## YOUR ASSIGNMENT:
Please state how many lines of the data below contain the word "shortcut", offering nothing besides the number.

■ ■ ■ ■ ■ ■ ■

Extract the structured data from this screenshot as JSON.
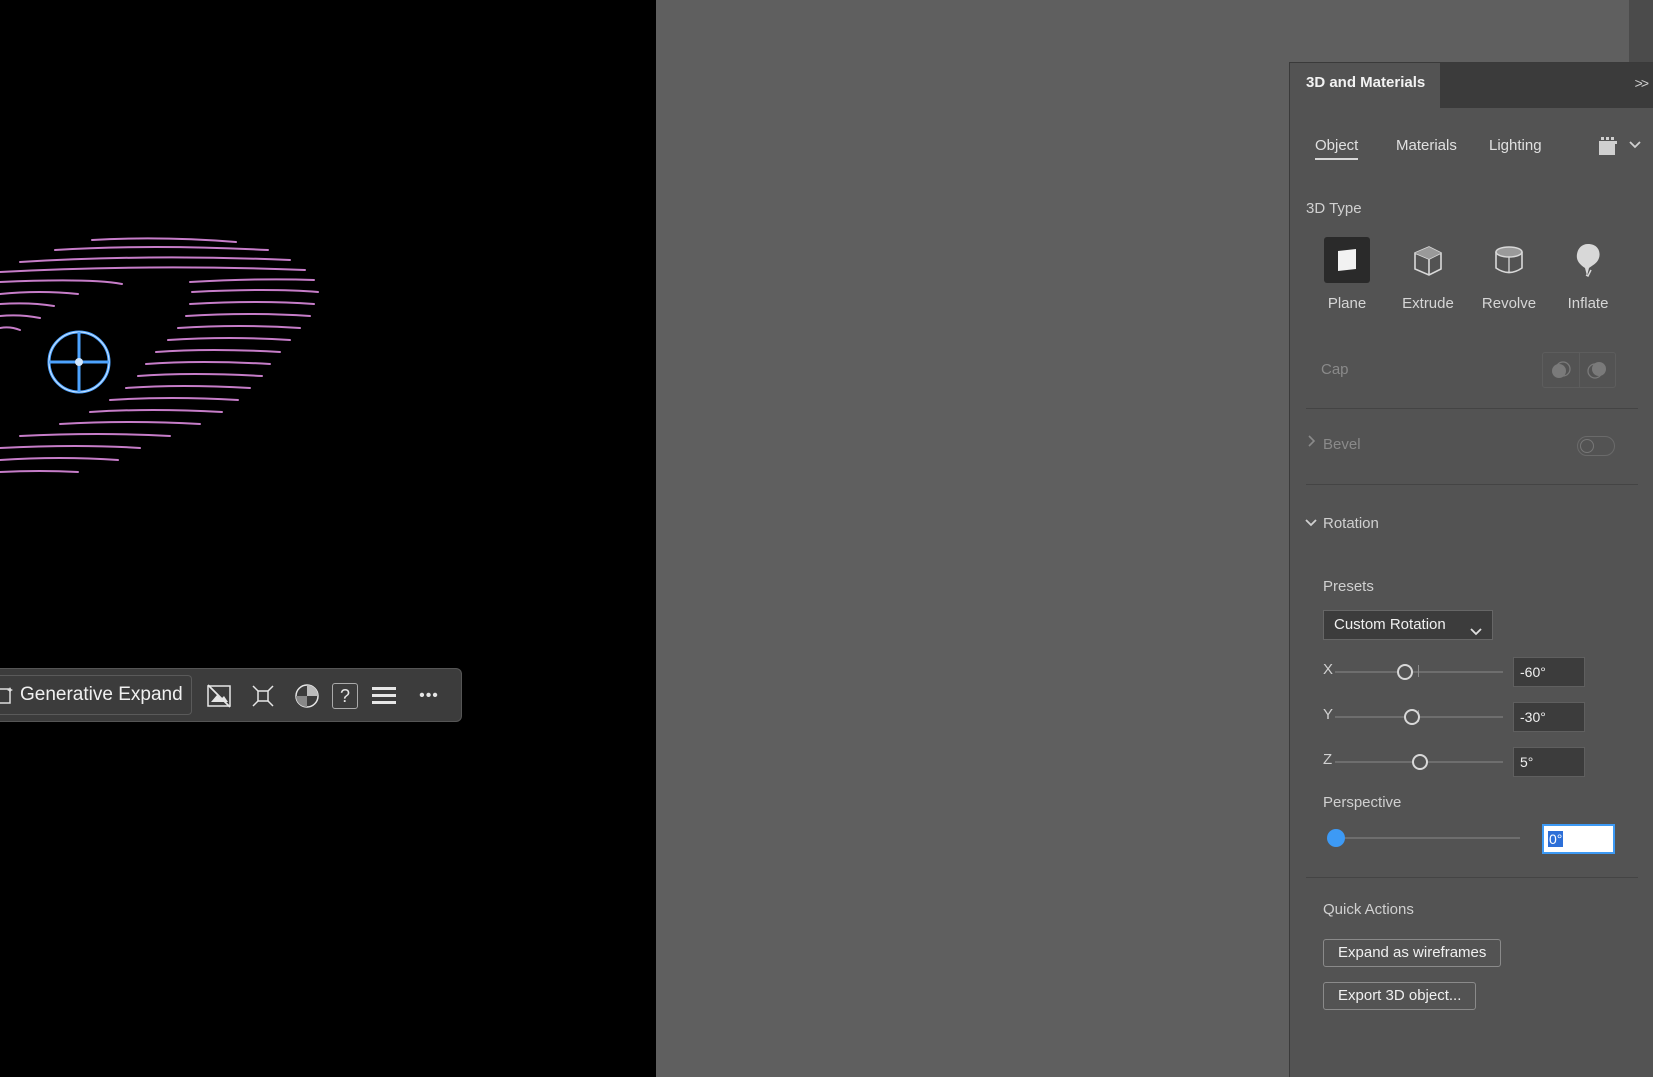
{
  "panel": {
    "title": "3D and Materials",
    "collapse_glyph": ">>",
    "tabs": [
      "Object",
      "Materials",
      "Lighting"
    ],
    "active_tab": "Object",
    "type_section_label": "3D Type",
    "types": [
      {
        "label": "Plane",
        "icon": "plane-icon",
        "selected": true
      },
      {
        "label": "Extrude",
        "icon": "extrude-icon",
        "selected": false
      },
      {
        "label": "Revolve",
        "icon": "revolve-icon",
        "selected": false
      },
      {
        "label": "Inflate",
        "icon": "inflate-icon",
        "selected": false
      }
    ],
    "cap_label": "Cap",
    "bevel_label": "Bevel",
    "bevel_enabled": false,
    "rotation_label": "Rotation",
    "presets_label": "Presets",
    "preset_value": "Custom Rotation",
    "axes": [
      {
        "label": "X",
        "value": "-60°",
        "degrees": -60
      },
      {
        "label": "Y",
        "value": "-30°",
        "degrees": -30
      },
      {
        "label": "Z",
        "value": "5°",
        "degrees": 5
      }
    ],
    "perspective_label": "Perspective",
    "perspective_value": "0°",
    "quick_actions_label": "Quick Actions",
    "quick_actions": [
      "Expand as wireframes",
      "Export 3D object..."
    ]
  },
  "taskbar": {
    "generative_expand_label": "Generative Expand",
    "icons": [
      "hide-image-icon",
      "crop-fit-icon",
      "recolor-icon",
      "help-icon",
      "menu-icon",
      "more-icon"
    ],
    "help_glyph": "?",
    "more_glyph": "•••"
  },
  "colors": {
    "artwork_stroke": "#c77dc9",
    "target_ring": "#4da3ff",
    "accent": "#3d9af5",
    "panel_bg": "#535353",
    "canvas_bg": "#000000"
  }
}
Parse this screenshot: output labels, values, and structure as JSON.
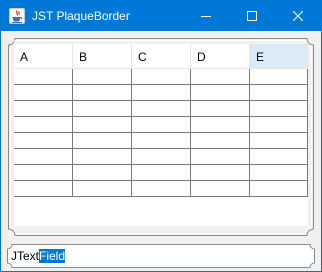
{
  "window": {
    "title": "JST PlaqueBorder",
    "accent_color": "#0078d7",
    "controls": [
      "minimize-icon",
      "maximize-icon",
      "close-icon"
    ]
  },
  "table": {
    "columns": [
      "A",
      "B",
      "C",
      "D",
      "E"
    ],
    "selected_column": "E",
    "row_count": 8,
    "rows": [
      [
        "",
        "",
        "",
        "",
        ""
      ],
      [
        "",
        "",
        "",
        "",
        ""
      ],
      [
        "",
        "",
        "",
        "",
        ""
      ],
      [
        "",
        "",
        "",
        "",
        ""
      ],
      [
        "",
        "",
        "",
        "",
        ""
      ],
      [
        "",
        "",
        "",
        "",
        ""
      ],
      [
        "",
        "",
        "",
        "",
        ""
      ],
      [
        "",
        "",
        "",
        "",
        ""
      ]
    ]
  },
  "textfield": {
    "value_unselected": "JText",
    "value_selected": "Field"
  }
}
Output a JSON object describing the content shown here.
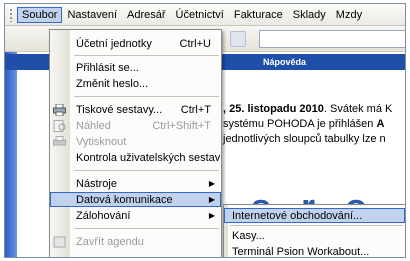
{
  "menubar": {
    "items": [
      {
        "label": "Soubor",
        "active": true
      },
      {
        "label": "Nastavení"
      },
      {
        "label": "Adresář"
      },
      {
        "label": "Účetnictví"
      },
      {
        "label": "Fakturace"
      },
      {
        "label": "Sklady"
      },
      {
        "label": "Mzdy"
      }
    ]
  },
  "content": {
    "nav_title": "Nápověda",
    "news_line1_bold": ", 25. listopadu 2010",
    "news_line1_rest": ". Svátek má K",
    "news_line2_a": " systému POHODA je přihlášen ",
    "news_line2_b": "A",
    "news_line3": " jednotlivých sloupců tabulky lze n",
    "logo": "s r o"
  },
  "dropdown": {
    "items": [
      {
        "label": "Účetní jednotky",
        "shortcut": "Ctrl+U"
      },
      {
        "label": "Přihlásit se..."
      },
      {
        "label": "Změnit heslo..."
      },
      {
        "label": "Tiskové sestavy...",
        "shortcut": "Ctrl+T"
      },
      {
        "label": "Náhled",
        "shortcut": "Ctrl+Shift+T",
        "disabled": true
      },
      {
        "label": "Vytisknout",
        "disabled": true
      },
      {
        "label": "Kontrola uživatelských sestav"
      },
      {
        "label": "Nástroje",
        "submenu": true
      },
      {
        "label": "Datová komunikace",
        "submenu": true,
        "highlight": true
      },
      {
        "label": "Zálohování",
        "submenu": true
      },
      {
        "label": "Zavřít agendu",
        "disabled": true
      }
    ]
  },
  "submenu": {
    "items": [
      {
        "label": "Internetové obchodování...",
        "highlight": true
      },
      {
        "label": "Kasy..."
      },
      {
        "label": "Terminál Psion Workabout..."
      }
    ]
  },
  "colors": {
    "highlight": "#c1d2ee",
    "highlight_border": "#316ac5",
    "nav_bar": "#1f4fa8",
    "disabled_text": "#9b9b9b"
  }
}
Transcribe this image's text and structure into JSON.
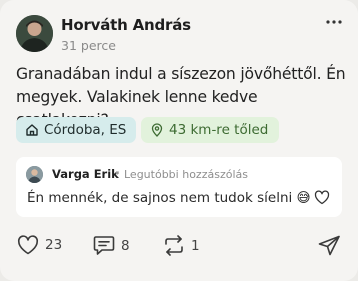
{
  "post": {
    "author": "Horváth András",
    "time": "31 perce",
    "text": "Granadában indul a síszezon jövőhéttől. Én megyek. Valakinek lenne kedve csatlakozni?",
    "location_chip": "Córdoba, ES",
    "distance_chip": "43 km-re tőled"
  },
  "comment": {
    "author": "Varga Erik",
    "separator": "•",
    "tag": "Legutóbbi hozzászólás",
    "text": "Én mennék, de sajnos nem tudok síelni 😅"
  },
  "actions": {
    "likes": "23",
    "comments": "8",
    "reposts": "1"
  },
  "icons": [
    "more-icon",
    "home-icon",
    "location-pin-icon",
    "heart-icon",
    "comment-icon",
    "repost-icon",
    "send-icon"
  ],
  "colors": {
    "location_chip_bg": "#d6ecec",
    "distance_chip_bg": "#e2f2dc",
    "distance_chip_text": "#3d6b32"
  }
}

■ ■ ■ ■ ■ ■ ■

## RESPONSE AREA:
3